*** Block opens ***

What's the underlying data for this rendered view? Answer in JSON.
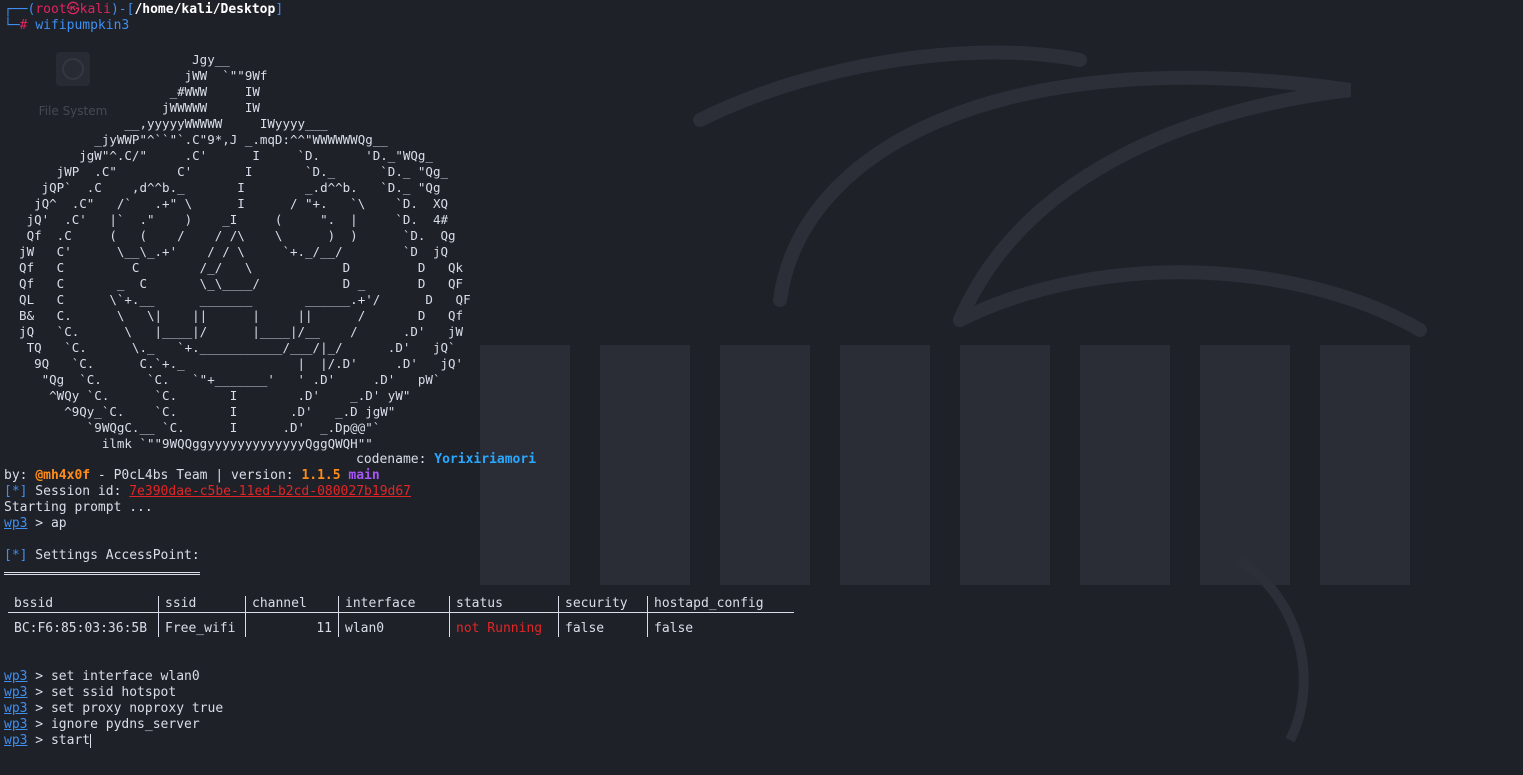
{
  "prompt_header": {
    "user": "root",
    "at_symbol": "㉿",
    "host": "kali",
    "cwd": "/home/kali/Desktop",
    "hash": "#",
    "command": "wifipumpkin3"
  },
  "desktop_icons": {
    "file_system_label": "File System"
  },
  "ascii_art": "                         Jgy__\n                        jWW  `\"\"9Wf\n                      _#WWW     IW\n                     jWWWWW     IW\n                __,yyyyyWWWWW     IWyyyy___\n            _jyWWP\"^``\"`.C\"9*,J _.mqD:^^\"WWWWWWQg__\n          jgW\"^.C/\"     .C'      I     `D.      'D._\"WQg_\n       jWP  .C\"        C'       I       `D._      `D._ \"Qg_\n     jQP`  .C    ,d^^b._       I        _.d^^b.   `D._ \"Qg\n    jQ^  .C\"   /`   .+\" \\      I      / \"+.   `\\    `D.  XQ\n   jQ'  .C'   |`  .\"    )    _I     (     \".  |     `D.  4#\n   Qf  .C     (   (    /    / /\\    \\      )  )      `D.  Qg\n  jW   C'      \\__\\_.+'    / / \\     `+._/__/        `D  jQ\n  Qf   C         C        /_/   \\            D         D   Qk\n  Qf   C       _  C       \\_\\____/           D _       D   QF\n  QL   C      \\`+.__      _______       ______.+'/      D   QF\n  B&   C.      \\   \\|    ||      |     ||      /       D   Qf\n  jQ   `C.      \\   |____|/      |____|/__    /      .D'   jW\n   TQ   `C.      \\._   `+.___________/___/|_/      .D'   jQ`\n    9Q   `C.      C.`+._               |  |/.D'     .D'   jQ'\n     \"Qg  `C.      `C.   `\"+_______'   ' .D'     .D'   pW`\n      ^WQy `C.      `C.       I        .D'    _.D' yW\"\n        ^9Qy_`C.    `C.       I       .D'   _.D jgW\"\n           `9WQgC.__ `C.      I      .D'  _.Dp@@\"`\n             ilmk `\"\"9WQQggyyyyyyyyyyyyyQggQWQH\"\"",
  "banner": {
    "codename_label": "codename:",
    "codename_value": "Yorixiriamori",
    "by_label": "by:",
    "author": "@mh4x0f",
    "team_text": " - P0cL4bs Team | version: ",
    "version": "1.1.5",
    "branch": "main"
  },
  "session": {
    "marker": "[*]",
    "label": " Session id: ",
    "id": "7e390dae-c5be-11ed-b2cd-080027b19d67"
  },
  "starting_prompt": "Starting prompt ...",
  "prompt_name": "wp3",
  "prompt_arrow": " > ",
  "first_command": "ap",
  "settings": {
    "marker": "[*]",
    "title": " Settings AccessPoint:"
  },
  "ap_table": {
    "headers": [
      "bssid",
      "ssid",
      "channel",
      "interface",
      "status",
      "security",
      "hostapd_config"
    ],
    "row": {
      "bssid": "BC:F6:85:03:36:5B",
      "ssid": "Free_wifi",
      "channel": "11",
      "interface": "wlan0",
      "status": "not Running",
      "security": "false",
      "hostapd_config": "false"
    }
  },
  "commands": [
    "set interface wlan0",
    "set ssid hotspot",
    "set proxy noproxy true",
    "ignore pydns_server",
    "start"
  ]
}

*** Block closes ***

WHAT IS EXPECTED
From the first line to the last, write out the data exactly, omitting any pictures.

RESPONSE BOX
What's the underlying data for this rendered view? Answer in JSON.
{
  "prompt_header": {
    "user": "root",
    "at_symbol": "㉿",
    "host": "kali",
    "cwd": "/home/kali/Desktop",
    "hash": "#",
    "command": "wifipumpkin3"
  },
  "desktop_icons": {
    "file_system_label": "File System"
  },
  "ascii_art": "                         Jgy__\n                        jWW  `\"\"9Wf\n                      _#WWW     IW\n                     jWWWWW     IW\n                __,yyyyyWWWWW     IWyyyy___\n            _jyWWP\"^``\"`.C\"9*,J _.mqD:^^\"WWWWWWQg__\n          jgW\"^.C/\"     .C'      I     `D.      'D._\"WQg_\n       jWP  .C\"        C'       I       `D._      `D._ \"Qg_\n     jQP`  .C    ,d^^b._       I        _.d^^b.   `D._ \"Qg\n    jQ^  .C\"   /`   .+\" \\      I      / \"+.   `\\    `D.  XQ\n   jQ'  .C'   |`  .\"    )    _I     (     \".  |     `D.  4#\n   Qf  .C     (   (    /    / /\\    \\      )  )      `D.  Qg\n  jW   C'      \\__\\_.+'    / / \\     `+._/__/        `D  jQ\n  Qf   C         C        /_/   \\            D         D   Qk\n  Qf   C       _  C       \\_\\____/           D _       D   QF\n  QL   C      \\`+.__      _______       ______.+'/      D   QF\n  B&   C.      \\   \\|    ||      |     ||      /       D   Qf\n  jQ   `C.      \\   |____|/      |____|/__    /      .D'   jW\n   TQ   `C.      \\._   `+.___________/___/|_/      .D'   jQ`\n    9Q   `C.      C.`+._               |  |/.D'     .D'   jQ'\n     \"Qg  `C.      `C.   `\"+_______'   ' .D'     .D'   pW`\n      ^WQy `C.      `C.       I        .D'    _.D' yW\"\n        ^9Qy_`C.    `C.       I       .D'   _.D jgW\"\n           `9WQgC.__ `C.      I      .D'  _.Dp@@\"`\n             ilmk `\"\"9WQQggyyyyyyyyyyyyyQggQWQH\"\"",
  "banner": {
    "codename_label": "codename:",
    "codename_value": "Yorixiriamori",
    "by_label": "by:",
    "author": "@mh4x0f",
    "team_text": " - P0cL4bs Team | version: ",
    "version": "1.1.5",
    "branch": "main"
  },
  "session": {
    "marker": "[*]",
    "label": " Session id: ",
    "id": "7e390dae-c5be-11ed-b2cd-080027b19d67"
  },
  "starting_prompt": "Starting prompt ...",
  "prompt_name": "wp3",
  "prompt_arrow": " > ",
  "first_command": "ap",
  "settings": {
    "marker": "[*]",
    "title": " Settings AccessPoint:"
  },
  "ap_table": {
    "headers": [
      "bssid",
      "ssid",
      "channel",
      "interface",
      "status",
      "security",
      "hostapd_config"
    ],
    "row": {
      "bssid": "BC:F6:85:03:36:5B",
      "ssid": "Free_wifi",
      "channel": "11",
      "interface": "wlan0",
      "status": "not Running",
      "security": "false",
      "hostapd_config": "false"
    }
  },
  "commands": [
    "set interface wlan0",
    "set ssid hotspot",
    "set proxy noproxy true",
    "ignore pydns_server",
    "start"
  ]
}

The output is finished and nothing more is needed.